In their paper, A. Abdelazez et al. examined different factors affecting survival and activity of Bifidobacterium species in the manufacturing of frozen yogurt under different conditions. They also evaluated the effect of storage temperatures on their viability in frozen yogurt, physicochemical, rheological, and the sensory parameters of the product. The results of this study show that the Bifidobacterium spp. can grow well in simulated intestinal conditions and can be used to manufacture frozen yogurt with this probiotic bacteria. They also demonstrate that the supplementation of Bifidobacterium has no adverse effect on the shelf life, flavor, or compositional characteristics of the frozen yogurt product.
Environmental parameters such as temperature may affect the growth, biological, and physiological activities of microorganisms and may also affect their detection. In their article, Y. Xu et al. reported the capability of a novel hypothermia aerobic nitrite-denitrifying bacterium, Pseudomonas putida strain Y-9 (a common inhabitant of long-term flooded paddy soil), to perform heterotrophic nitrification with ammonium and aerobic denitrification with nitrate or nitrite at low temperature (15°C). According to the results presented in this study, the denitrification ability of P. putida Y-9 may potentially be utilized for wastewater treatment to reduce nitrogen pollution under cold temperature conditions.
In summary, this editorial provides a snapshot of the articles published in this special issue. We hope the articles contained in this special issue will advance our knowledge and understanding of microbial detection field, and the readers of this special issue will find some information of interest to their respective area of scientific investigations.
We extend our sincere thanks to the reviewers for their contribution to the peer-review process and for providing constructive critiques. We also express our appreciation to all the authors for their interest in selecting this special issue as a venue for their scholarly work dissemination.
Irshad M. Sulaiman
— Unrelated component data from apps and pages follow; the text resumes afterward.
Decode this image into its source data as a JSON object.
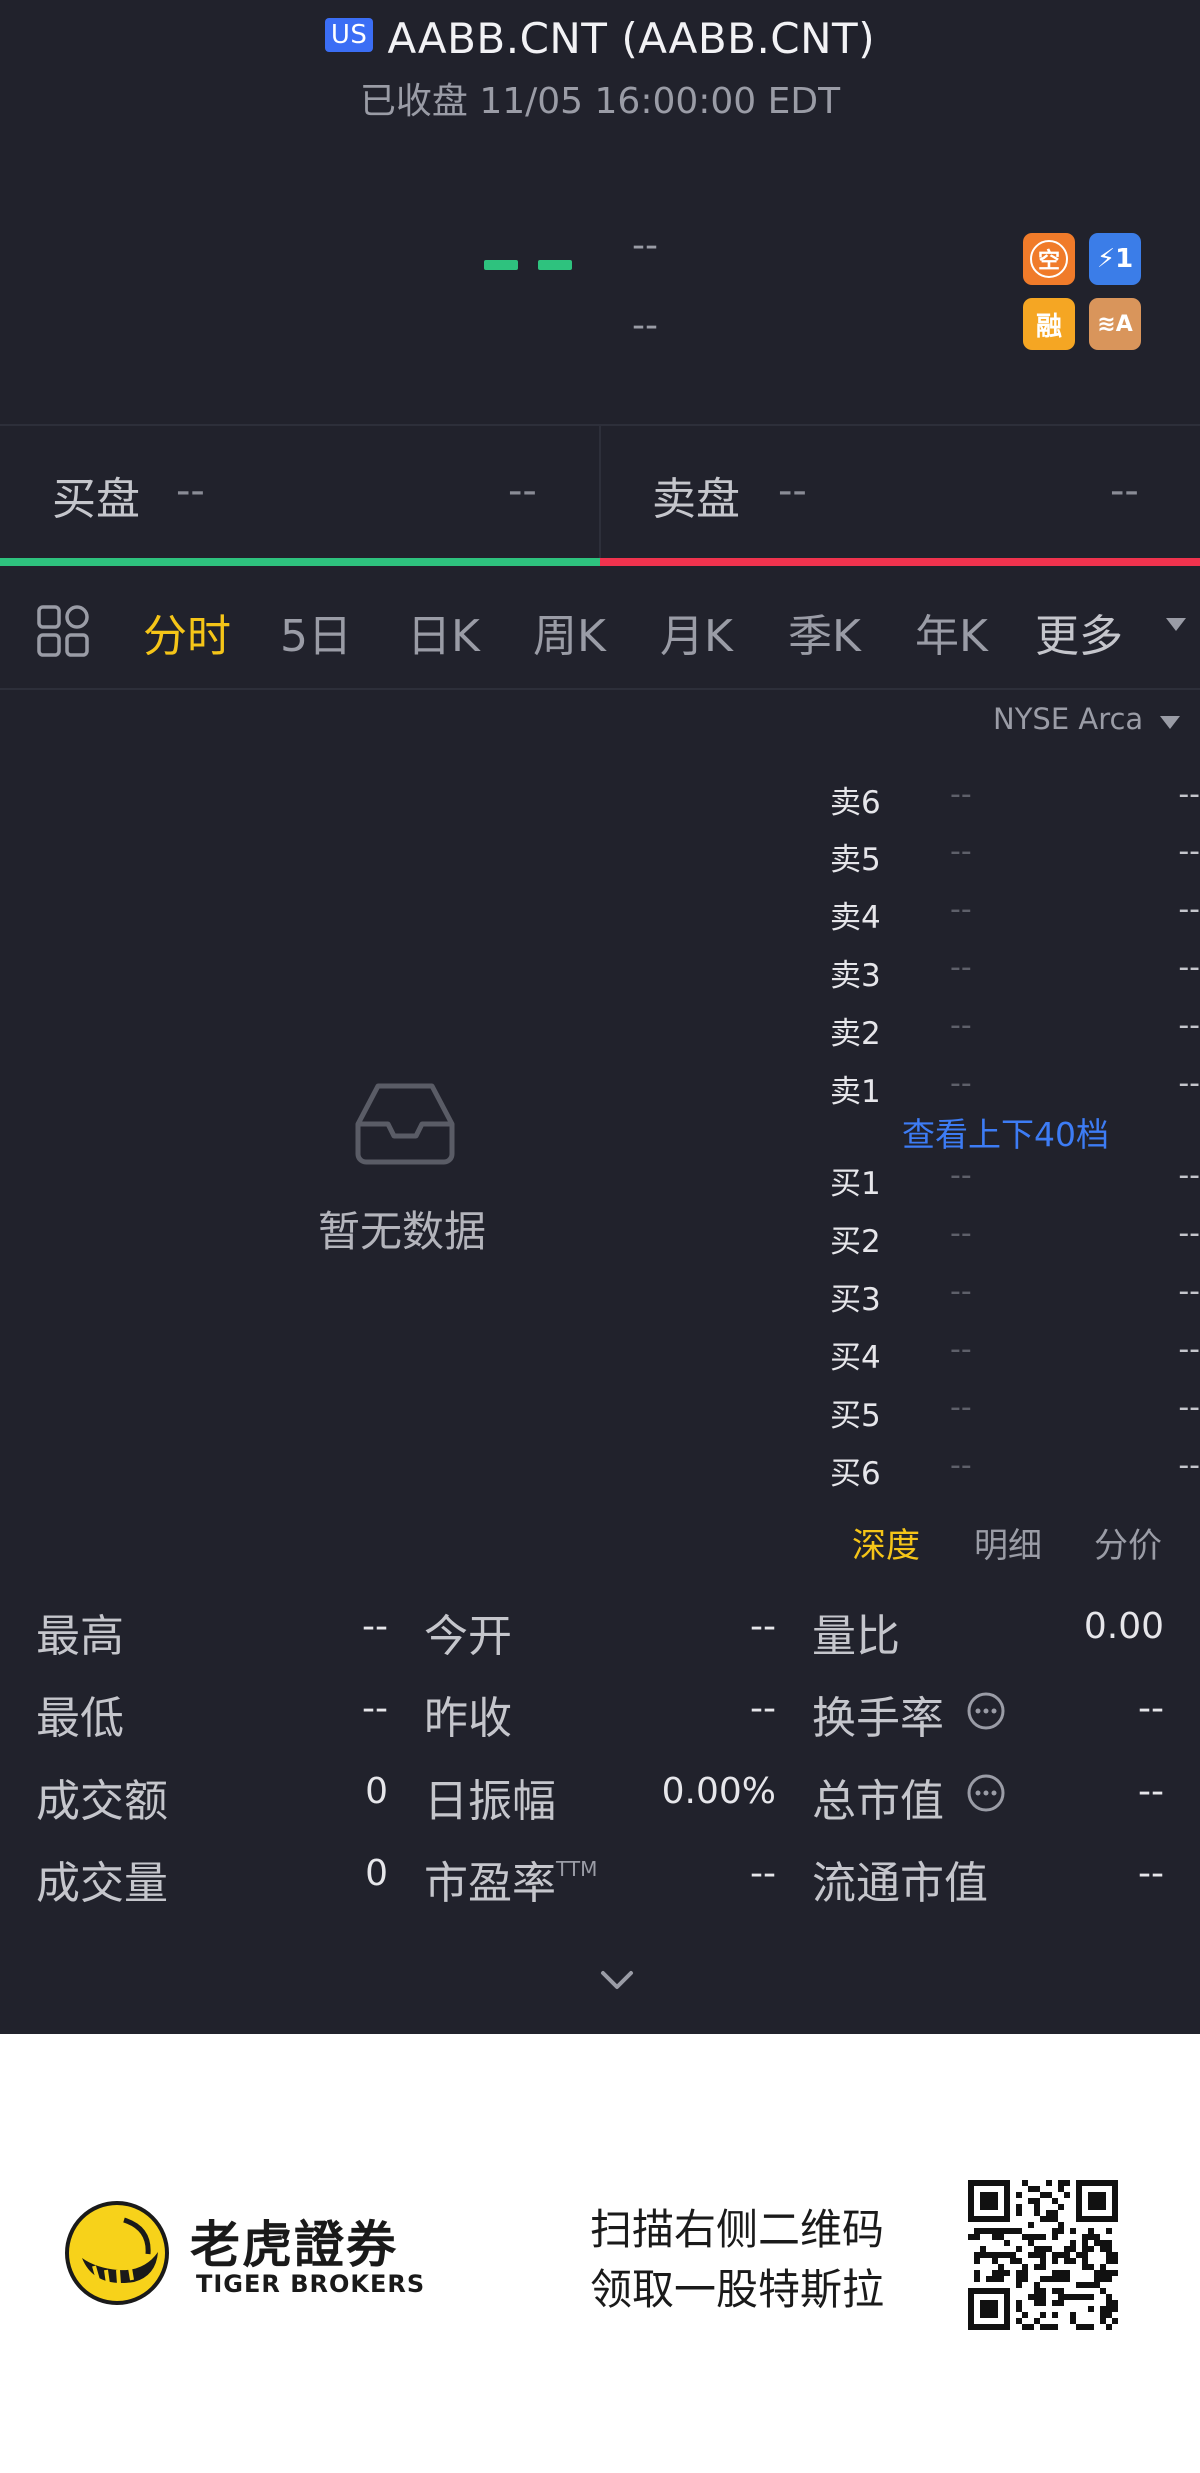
{
  "header": {
    "market_badge": "US",
    "title": "AABB.CNT (AABB.CNT)",
    "status": "已收盘 11/05 16:00:00 EDT"
  },
  "price": {
    "last": "--",
    "change": "--",
    "change_pct": "--",
    "badges": [
      {
        "icon": "short-sell-icon",
        "text": "空",
        "color": "#f07b2a"
      },
      {
        "icon": "lightning-icon",
        "text": "⚡1",
        "color": "#3b7de8"
      },
      {
        "icon": "margin-icon",
        "text": "融",
        "color": "#f5a623"
      },
      {
        "icon": "layers-icon",
        "text": "≋A",
        "color": "#d9955b"
      }
    ]
  },
  "orderbook_summary": {
    "buy_label": "买盘",
    "buy_price": "--",
    "buy_volume": "--",
    "sell_label": "卖盘",
    "sell_price": "--",
    "sell_volume": "--"
  },
  "tabs": [
    {
      "label": "分时",
      "active": true
    },
    {
      "label": "5日",
      "active": false
    },
    {
      "label": "日K",
      "active": false
    },
    {
      "label": "周K",
      "active": false
    },
    {
      "label": "月K",
      "active": false
    },
    {
      "label": "季K",
      "active": false
    },
    {
      "label": "年K",
      "active": false
    },
    {
      "label": "更多",
      "active": false
    }
  ],
  "chart": {
    "exchange": "NYSE Arca",
    "no_data": "暂无数据"
  },
  "depth": {
    "asks": [
      {
        "label": "卖6",
        "price": "--",
        "volume": "--"
      },
      {
        "label": "卖5",
        "price": "--",
        "volume": "--"
      },
      {
        "label": "卖4",
        "price": "--",
        "volume": "--"
      },
      {
        "label": "卖3",
        "price": "--",
        "volume": "--"
      },
      {
        "label": "卖2",
        "price": "--",
        "volume": "--"
      },
      {
        "label": "卖1",
        "price": "--",
        "volume": "--"
      }
    ],
    "view_more": "查看上下40档",
    "bids": [
      {
        "label": "买1",
        "price": "--",
        "volume": "--"
      },
      {
        "label": "买2",
        "price": "--",
        "volume": "--"
      },
      {
        "label": "买3",
        "price": "--",
        "volume": "--"
      },
      {
        "label": "买4",
        "price": "--",
        "volume": "--"
      },
      {
        "label": "买5",
        "price": "--",
        "volume": "--"
      },
      {
        "label": "买6",
        "price": "--",
        "volume": "--"
      }
    ],
    "subtabs": [
      {
        "label": "深度",
        "active": true
      },
      {
        "label": "明细",
        "active": false
      },
      {
        "label": "分价",
        "active": false
      }
    ]
  },
  "stats": {
    "high": {
      "label": "最高",
      "value": "--"
    },
    "open": {
      "label": "今开",
      "value": "--"
    },
    "volume_ratio": {
      "label": "量比",
      "value": "0.00"
    },
    "low": {
      "label": "最低",
      "value": "--"
    },
    "prev_close": {
      "label": "昨收",
      "value": "--"
    },
    "turnover_rate": {
      "label": "换手率",
      "value": "--"
    },
    "turnover": {
      "label": "成交额",
      "value": "0"
    },
    "amplitude": {
      "label": "日振幅",
      "value": "0.00%"
    },
    "market_cap": {
      "label": "总市值",
      "value": "--"
    },
    "volume": {
      "label": "成交量",
      "value": "0"
    },
    "pe": {
      "label": "市盈率",
      "suffix": "TTM",
      "value": "--"
    },
    "float_cap": {
      "label": "流通市值",
      "value": "--"
    }
  },
  "banner": {
    "brand_cn": "老虎證券",
    "brand_en": "TIGER BROKERS",
    "promo_line1": "扫描右侧二维码",
    "promo_line2": "领取一股特斯拉"
  }
}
Copyright © 2017 Pratik Banerjee et al. This is an open access article distributed under the Creative Commons Attribution License, which permits unrestricted use, distribution, and reproduction in any medium, provided the original work is properly cited.